Your goal - Each line below needs to be duplicated without alteration.

[Stored data entries]
———

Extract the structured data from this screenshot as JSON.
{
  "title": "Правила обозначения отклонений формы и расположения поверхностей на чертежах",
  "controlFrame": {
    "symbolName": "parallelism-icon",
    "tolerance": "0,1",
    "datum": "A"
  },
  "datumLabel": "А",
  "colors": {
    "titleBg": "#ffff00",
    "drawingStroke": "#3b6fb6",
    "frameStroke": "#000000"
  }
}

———

Result for this task -
Extract the structured data from this screenshot as JSON.
{
  "title": "Правила обозначения отклонений формы и расположения поверхностей на чертежах",
  "controlFrame": {
    "symbolName": "parallelism-icon",
    "tolerance": "0,1",
    "datum": "A"
  },
  "datumLabel": "А",
  "colors": {
    "titleBg": "#ffff00",
    "drawingStroke": "#3b6fb6",
    "frameStroke": "#000000"
  }
}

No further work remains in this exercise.